Japan quake rattles markets

Minami Funakoshi and Kaori Kaneko
AAP

The Japanese share market fell more than three per cent after a series of earthquakes measuring up to 7.3 magnitude struck a southern manufacturing hub, killing at least 42 people and forcing major companies to close factories.

About 30,000 rescue workers were on Monday scouring the rubble for survivors and handing out food to those unable to return home following the quakes that struck Kyushu island from Thursday.

The biggest hit near Kumamoto city early on Saturday.

"There are still missing people.

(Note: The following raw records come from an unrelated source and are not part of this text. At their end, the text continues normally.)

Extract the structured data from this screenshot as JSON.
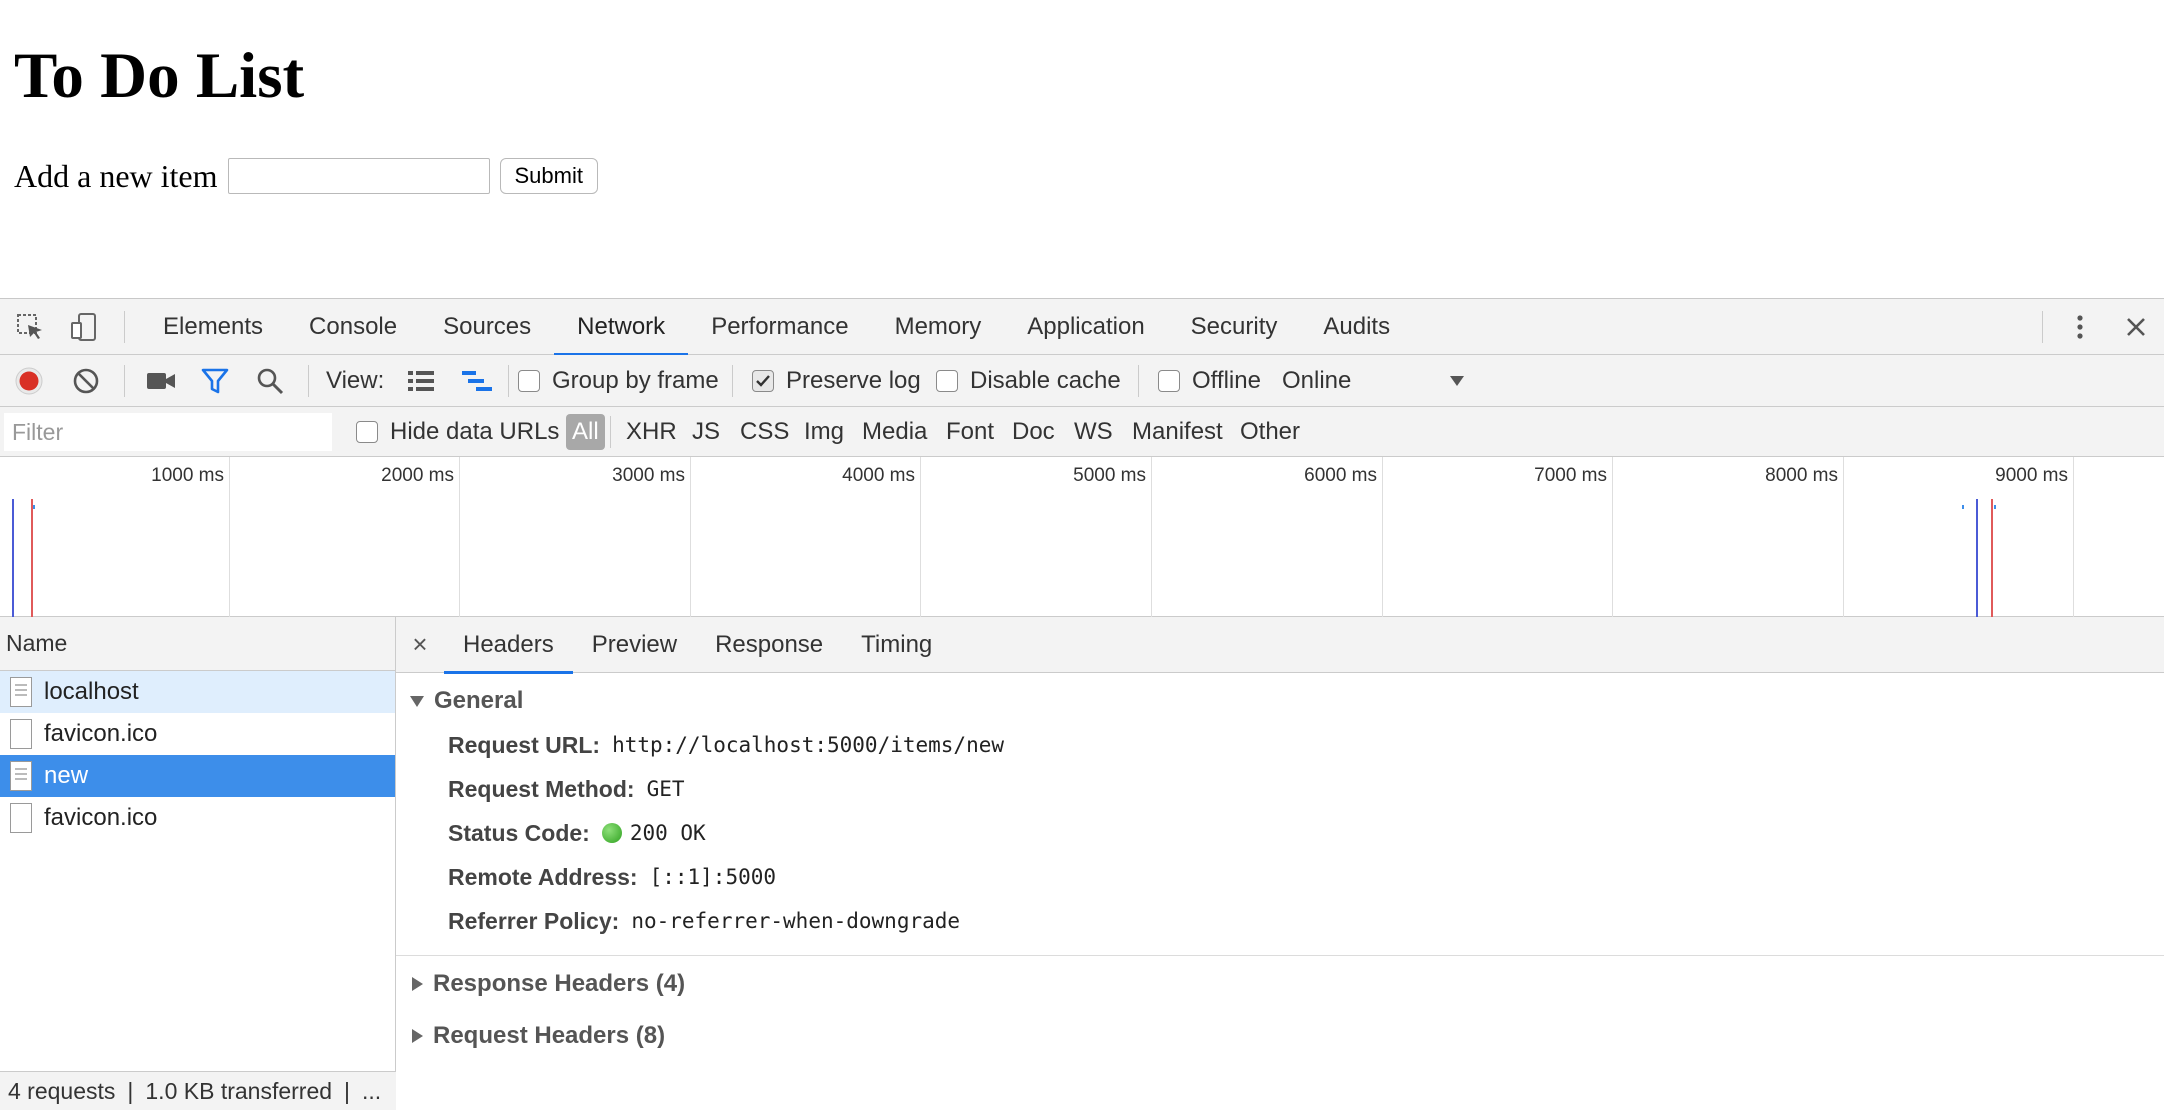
{
  "page": {
    "title": "To Do List",
    "form_label": "Add a new item",
    "input_value": "",
    "submit_label": "Submit"
  },
  "devtools": {
    "tabs": [
      "Elements",
      "Console",
      "Sources",
      "Network",
      "Performance",
      "Memory",
      "Application",
      "Security",
      "Audits"
    ],
    "active_tab": "Network",
    "toolbar": {
      "view_label": "View:",
      "group_by_frame": "Group by frame",
      "preserve_log": "Preserve log",
      "disable_cache": "Disable cache",
      "offline": "Offline",
      "throttle": "Online"
    },
    "filter": {
      "placeholder": "Filter",
      "hide_data_urls": "Hide data URLs",
      "types": [
        "All",
        "XHR",
        "JS",
        "CSS",
        "Img",
        "Media",
        "Font",
        "Doc",
        "WS",
        "Manifest",
        "Other"
      ]
    },
    "overview_ticks": [
      "1000 ms",
      "2000 ms",
      "3000 ms",
      "4000 ms",
      "5000 ms",
      "6000 ms",
      "7000 ms",
      "8000 ms",
      "9000 ms"
    ],
    "requests": {
      "column_name": "Name",
      "items": [
        {
          "name": "localhost",
          "state": "hover"
        },
        {
          "name": "favicon.ico",
          "state": ""
        },
        {
          "name": "new",
          "state": "selected"
        },
        {
          "name": "favicon.ico",
          "state": ""
        }
      ],
      "summary_count": "4 requests",
      "summary_transferred": "1.0 KB transferred",
      "summary_more": "..."
    },
    "detail": {
      "close": "×",
      "tabs": [
        "Headers",
        "Preview",
        "Response",
        "Timing"
      ],
      "active_tab": "Headers",
      "general_title": "General",
      "general": [
        {
          "key": "Request URL:",
          "value": "http://localhost:5000/items/new"
        },
        {
          "key": "Request Method:",
          "value": "GET"
        },
        {
          "key": "Status Code:",
          "value": "200 OK"
        },
        {
          "key": "Remote Address:",
          "value": "[::1]:5000"
        },
        {
          "key": "Referrer Policy:",
          "value": "no-referrer-when-downgrade"
        }
      ],
      "response_headers": "Response Headers (4)",
      "request_headers": "Request Headers (8)"
    },
    "colors": {
      "accent": "#1a73e8",
      "record": "#d93025",
      "selected_row": "#3d8eea"
    }
  }
}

We want to make further efforts to rescue and save people and prioritise human lives," Prime Minister Shinzo Abe told parliament, adding he aimed to declare the region a disaster zone to free up reconstruction funds.

The Nikkei stock index ended 3.4 per cent lower on Monday, hit by a stronger yen and as investors weighed the impact of the disaster on manufacturers' supply chains and insurers.

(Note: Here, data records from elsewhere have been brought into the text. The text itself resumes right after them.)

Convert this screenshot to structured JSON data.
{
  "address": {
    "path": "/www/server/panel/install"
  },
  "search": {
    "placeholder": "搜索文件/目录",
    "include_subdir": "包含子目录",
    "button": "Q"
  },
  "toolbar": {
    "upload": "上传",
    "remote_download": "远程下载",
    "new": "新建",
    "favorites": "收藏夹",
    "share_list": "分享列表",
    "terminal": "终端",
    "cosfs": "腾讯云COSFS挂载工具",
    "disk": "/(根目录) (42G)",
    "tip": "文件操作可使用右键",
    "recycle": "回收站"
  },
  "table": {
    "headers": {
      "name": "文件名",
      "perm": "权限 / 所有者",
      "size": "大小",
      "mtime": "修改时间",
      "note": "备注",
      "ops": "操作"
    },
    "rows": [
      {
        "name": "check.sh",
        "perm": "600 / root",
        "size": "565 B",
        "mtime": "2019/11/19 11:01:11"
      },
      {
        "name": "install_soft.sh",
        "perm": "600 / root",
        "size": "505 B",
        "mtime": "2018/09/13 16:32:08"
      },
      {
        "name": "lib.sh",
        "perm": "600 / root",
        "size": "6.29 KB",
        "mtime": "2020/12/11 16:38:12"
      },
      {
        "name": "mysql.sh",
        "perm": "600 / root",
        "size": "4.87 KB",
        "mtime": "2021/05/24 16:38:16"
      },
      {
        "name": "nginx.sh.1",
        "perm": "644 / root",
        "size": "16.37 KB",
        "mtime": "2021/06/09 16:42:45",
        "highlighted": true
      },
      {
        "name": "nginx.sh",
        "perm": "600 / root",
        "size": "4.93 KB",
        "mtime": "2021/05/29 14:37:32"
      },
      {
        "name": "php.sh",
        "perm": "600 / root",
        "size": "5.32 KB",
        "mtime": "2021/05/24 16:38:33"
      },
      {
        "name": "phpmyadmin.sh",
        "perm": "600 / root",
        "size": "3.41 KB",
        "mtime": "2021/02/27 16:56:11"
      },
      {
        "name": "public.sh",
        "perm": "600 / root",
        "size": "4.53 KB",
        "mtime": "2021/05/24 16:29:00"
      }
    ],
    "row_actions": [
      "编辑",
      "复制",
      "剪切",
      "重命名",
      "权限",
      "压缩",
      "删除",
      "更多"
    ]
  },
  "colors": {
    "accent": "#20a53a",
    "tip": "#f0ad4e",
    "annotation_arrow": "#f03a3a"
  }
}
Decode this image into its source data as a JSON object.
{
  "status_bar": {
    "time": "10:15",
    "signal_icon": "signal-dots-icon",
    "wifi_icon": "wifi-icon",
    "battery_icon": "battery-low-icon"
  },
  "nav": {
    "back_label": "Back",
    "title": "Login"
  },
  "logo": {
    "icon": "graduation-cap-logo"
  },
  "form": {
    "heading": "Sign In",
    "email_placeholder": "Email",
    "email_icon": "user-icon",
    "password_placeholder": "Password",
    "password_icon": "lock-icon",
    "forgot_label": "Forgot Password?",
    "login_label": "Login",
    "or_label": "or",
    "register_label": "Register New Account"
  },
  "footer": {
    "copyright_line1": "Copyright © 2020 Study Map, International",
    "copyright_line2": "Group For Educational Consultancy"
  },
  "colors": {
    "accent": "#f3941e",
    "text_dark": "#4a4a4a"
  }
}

Factories for major manufacturers including Toyota, Sony and Honda were closed, disrupting supply chains around the country.

Japan's atomic regulator declared three nuclear plants in the region safe, giving a degree of comfort to a country deeply scarred by the Fukushima nuclear disaster of 2011 that was sparked by an earthquake and tsunami.

All commercial flights to the damaged Kumamoto airport were cancelled and bullet train service to the region was suspended.

Food was scarce as roads remained cut by landslides.

Evacuees made an SOS signal out of chairs at a school playground, hoping to catch the attention of supply helicopters, Japanese media reported.

Of more than 500 quakes hitting Kyushu since Thursday, more than 70 have been at least a four on Japan's intensity scale, strong enough to shake buildings.